Aug 21, 2007
The now extinct Haasts eagle, Harpagornis moorei
The Maori (or Ma¯ori) folklore tells of the Pouakai, a large bird that often attacked warriors and was quite capable of carrying off children. Could this have been the now extinct Haasts eagle, Harpagornis moorei (shown above), said to be one of the world’s largest living eagle? Female Haast’s eagles weighed 10 to 15 kg (22 to 33 lb), and males weighed 9 to 10 kg (20 to 22 lb). They had a wingspan of roughly 2.6 to 3 m (8 to 10 ft) at most, which was short for a bird of the eagle’s weight (the largest Golden Eagles and Steller’s Sea Eagles may have wings of almost the same width), but aided them when hunting in the dense forests of New Zealand.
[Note: Harpagornis was recently shown to be synonymous with Hieraaetus, according to Darren Naish.]
These creatures were eight to ten feet tall and hairy. They were feared by the people of the lower Wanganui River as they often viciously attacked fishermen in the area.
The above Taongoa-Tumuki mask represents the direct descendants of Rapuwai.
The Rapuwai were gigantic, slow, clumsy, hairy man like beasts. Strong and muscular they were however, very shy and retiring.
Hopolodactylus delcourti is a two-foot long gecko known only from a single type specimen discovered in the basement of the Marseille Museum of Natural History in 1986. The lizard fits the Maori folklore description of a creature called the KaweKaweau.
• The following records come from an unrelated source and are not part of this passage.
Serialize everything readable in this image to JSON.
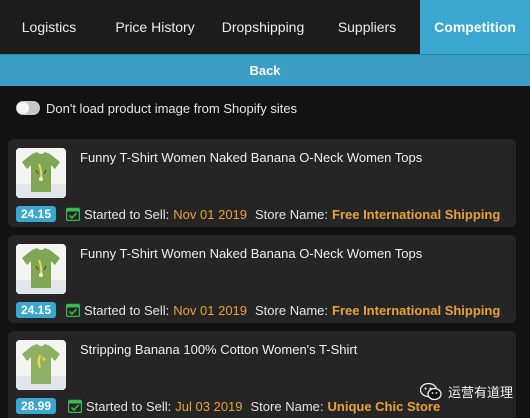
{
  "tabs": [
    {
      "label": "Logistics",
      "active": false
    },
    {
      "label": "Price History",
      "active": false
    },
    {
      "label": "Dropshipping",
      "active": false
    },
    {
      "label": "Suppliers",
      "active": false
    },
    {
      "label": "Competition",
      "active": true
    }
  ],
  "back_label": "Back",
  "toggle": {
    "label": "Don't load product image from Shopify sites",
    "on": false
  },
  "products": [
    {
      "title": "Funny T-Shirt Women Naked Banana O-Neck Women Tops",
      "price": "24.15",
      "started_label": "Started to Sell:",
      "date": "Nov 01 2019",
      "store_label": "Store Name:",
      "store": "Free International Shipping",
      "thumb_icon": "green-tshirt-banana-thumbnail"
    },
    {
      "title": "Funny T-Shirt Women Naked Banana O-Neck Women Tops",
      "price": "24.15",
      "started_label": "Started to Sell:",
      "date": "Nov 01 2019",
      "store_label": "Store Name:",
      "store": "Free International Shipping",
      "thumb_icon": "green-tshirt-banana-thumbnail"
    },
    {
      "title": "Stripping Banana 100% Cotton Women's T-Shirt",
      "price": "28.99",
      "started_label": "Started to Sell:",
      "date": "Jul 03 2019",
      "store_label": "Store Name:",
      "store": "Unique Chic Store",
      "thumb_icon": "green-tshirt-banana-thumbnail"
    }
  ],
  "watermark": {
    "text": "运营有道理",
    "icon": "wechat-icon"
  },
  "colors": {
    "accent": "#3aa7d0",
    "highlight": "#e8a23a",
    "background": "#121212",
    "card": "#252525"
  }
}
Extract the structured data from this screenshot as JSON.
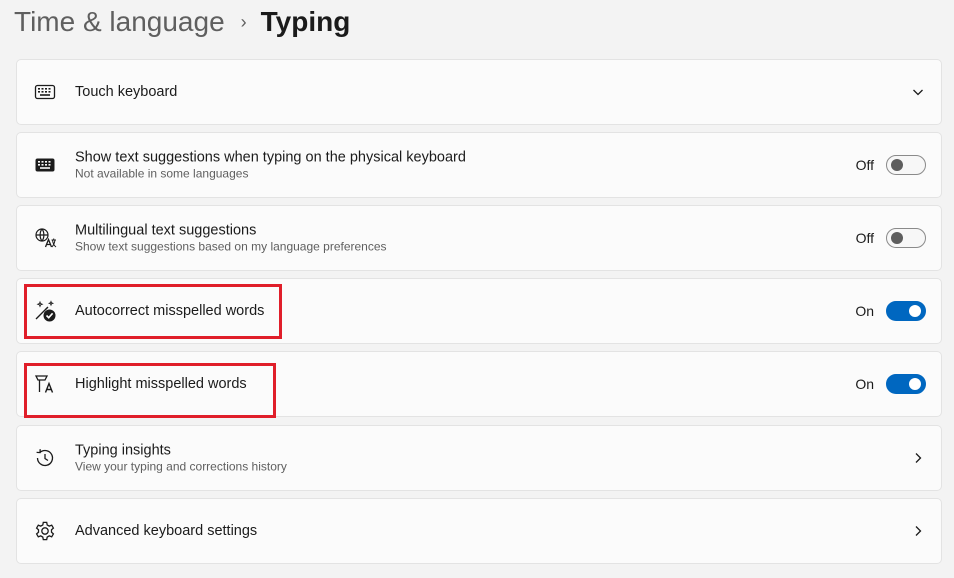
{
  "breadcrumb": {
    "parent": "Time & language",
    "separator": "›",
    "current": "Typing"
  },
  "settings": [
    {
      "icon": "keyboard-icon",
      "title": "Touch keyboard",
      "control": "expand-chevron"
    },
    {
      "icon": "keyboard-filled-icon",
      "title": "Show text suggestions when typing on the physical keyboard",
      "description": "Not available in some languages",
      "state": "Off",
      "toggle_on": false
    },
    {
      "icon": "multilingual-icon",
      "title": "Multilingual text suggestions",
      "description": "Show text suggestions based on my language preferences",
      "state": "Off",
      "toggle_on": false
    },
    {
      "icon": "autocorrect-icon",
      "title": "Autocorrect misspelled words",
      "state": "On",
      "toggle_on": true
    },
    {
      "icon": "highlight-spelling-icon",
      "title": "Highlight misspelled words",
      "state": "On",
      "toggle_on": true
    },
    {
      "icon": "history-icon",
      "title": "Typing insights",
      "description": "View your typing and corrections history",
      "control": "navigate-chevron"
    },
    {
      "icon": "gear-icon",
      "title": "Advanced keyboard settings",
      "control": "navigate-chevron"
    }
  ],
  "colors": {
    "accent": "#0067c0",
    "annotation_red": "#e01e2a",
    "background": "#f3f3f3",
    "card": "#fbfbfb"
  }
}
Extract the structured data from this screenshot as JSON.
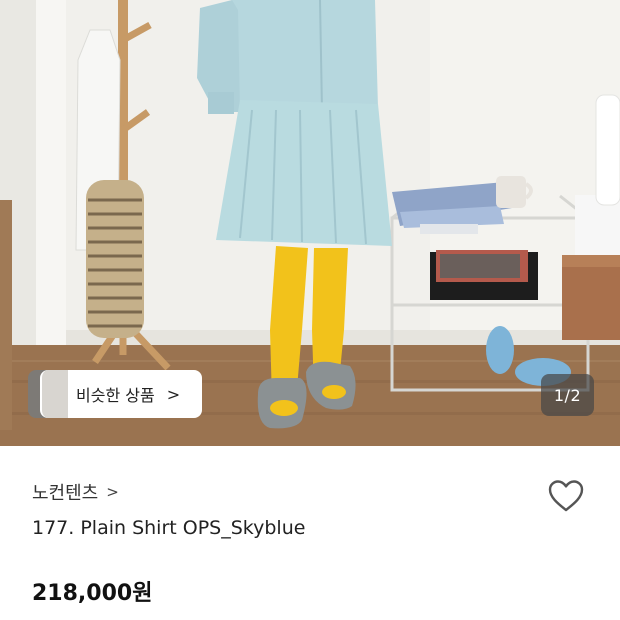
{
  "product_image": {
    "subject": "Model wearing sky blue shirt dress with yellow tights and grey slides",
    "counter": "1/2"
  },
  "similar_products": {
    "label": "비슷한 상품",
    "chevron": ">"
  },
  "brand": {
    "name": "노컨텐츠",
    "chevron": ">"
  },
  "wishlist": {
    "icon": "heart-outline-icon"
  },
  "product": {
    "title": "177. Plain Shirt OPS_Skyblue",
    "price": "218,000원"
  },
  "colors": {
    "dress": "#b9dbe0",
    "tights": "#f2c21b",
    "counter_bg": "#464646"
  }
}
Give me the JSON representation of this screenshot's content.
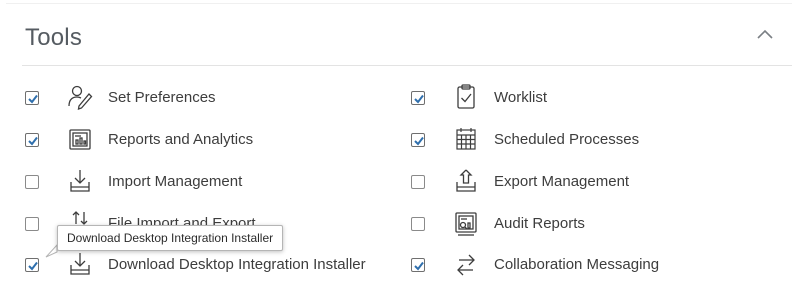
{
  "panel": {
    "title": "Tools",
    "collapse_icon": "chevron-up-icon"
  },
  "tools": [
    {
      "label": "Set Preferences",
      "checked": true,
      "icon": "set-preferences-icon"
    },
    {
      "label": "Worklist",
      "checked": true,
      "icon": "worklist-icon"
    },
    {
      "label": "Reports and Analytics",
      "checked": true,
      "icon": "reports-analytics-icon"
    },
    {
      "label": "Scheduled Processes",
      "checked": true,
      "icon": "calendar-icon"
    },
    {
      "label": "Import Management",
      "checked": false,
      "icon": "import-icon"
    },
    {
      "label": "Export Management",
      "checked": false,
      "icon": "export-icon"
    },
    {
      "label": "File Import and Export",
      "checked": false,
      "icon": "file-import-export-icon"
    },
    {
      "label": "Audit Reports",
      "checked": false,
      "icon": "audit-reports-icon"
    },
    {
      "label": "Download Desktop Integration Installer",
      "checked": true,
      "icon": "download-icon"
    },
    {
      "label": "Collaboration Messaging",
      "checked": true,
      "icon": "collaboration-icon"
    }
  ],
  "tooltip": {
    "text": "Download Desktop Integration Installer"
  },
  "colors": {
    "check": "#2f6fad",
    "icon_stroke": "#3d3d3d"
  }
}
The Maori spoke of the existence of a monitor-like lizard reaching a length of around five to six feet. The Kumi Lizard was supposed to inhabit streams, and was proficient at burrowing. It had a serrated dorsal crest and large teeth, which caused the upper lip to protrude.
This creature, which is slowly gaining “well-known status” outside New Zealand, is said to be of human stature with long hair, long arms that come down below the knee, and hands/feet tipped with sharp talons. The Moehau are reported to inhabit the Coromandel region of the North Island. Moehau are considered extremely dangerous to humans.